Saturday, September 8, 2007

Of Rain and Mobility

rain ain go away..starts the nursery rhyme.little johnny might have had his wish come true, but we certainly didnt..rain brings out a certain character in it trees, birds, animals or just a group og testostorone glands like us.. we thrive on mobility... 7' o clock in the clock may not stir up emotions in people, but that cave man craving to get out of the den takes over us... past six odd years, we have followed the routine without fail.. so much so that our biological clocks are intune with that...lungs crave new air!! bike bellows to be saddled.sensory perceptions heighten for even a whiff of that fabled and elusive SHIKAAR...the road, like the proverbial doormat screams to be treaded upon...and i guess after such a set routine the happy lovers on the lake side too wait, to bask in the jealous gaze of by-passers...with that ultimate compliment of someone giving his girl a cat call...sheesh, people can find validation in the most uncivilized of acts...

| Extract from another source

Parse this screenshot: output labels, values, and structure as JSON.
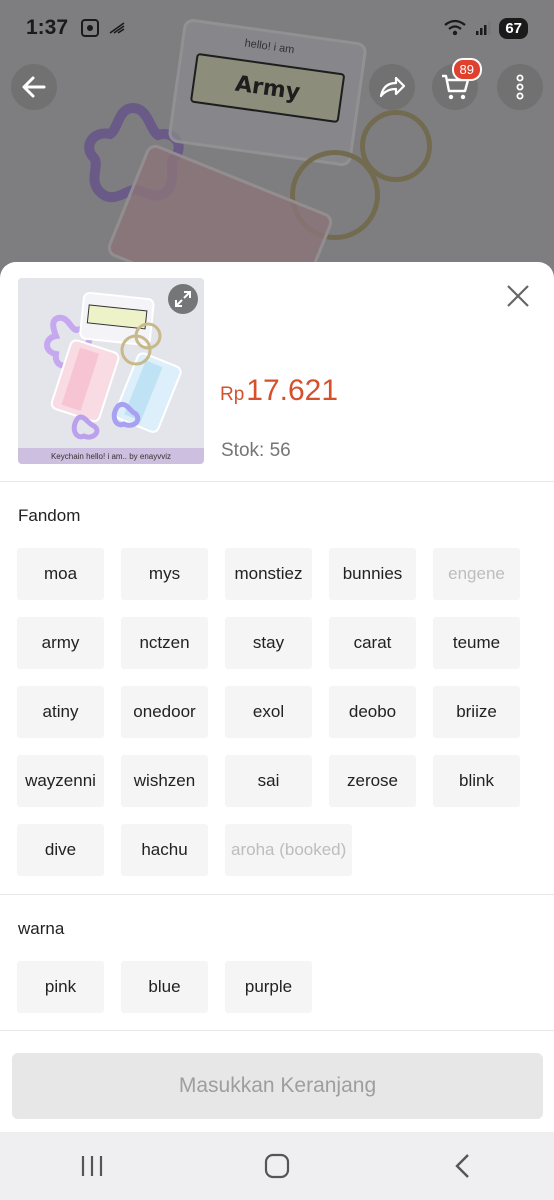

but then the rain god decides to break this seeming monotony...possibly the old indian rain dance has been answered.. n now suddenly we are paralyzed with the fear of wet underwears!! so now we scamper around and pull up our sources to look for that saviour, that white knight in shining armour who would ride upon his chariot of the indica,wagonr or ikon make, and resuce us...but now there is that added problem of finding a new palace..that sureity of knowing where to sit our asses down is no more..and the quarrel ensues like a six headed beast.economics, geography,history of chic sightings, all come into play along with a pinch of ideological clashes and a dash of "if he goes left,i go right".
and then there is the road survey of Road to Heaven, with some experimentations of wheel traction on various kinds of surfaces..and that punctured tire..all problems set aside by constant stream of gibberish from everyone..and of course, shree's every confident "koi problem nahi"
time well spent, harm done..none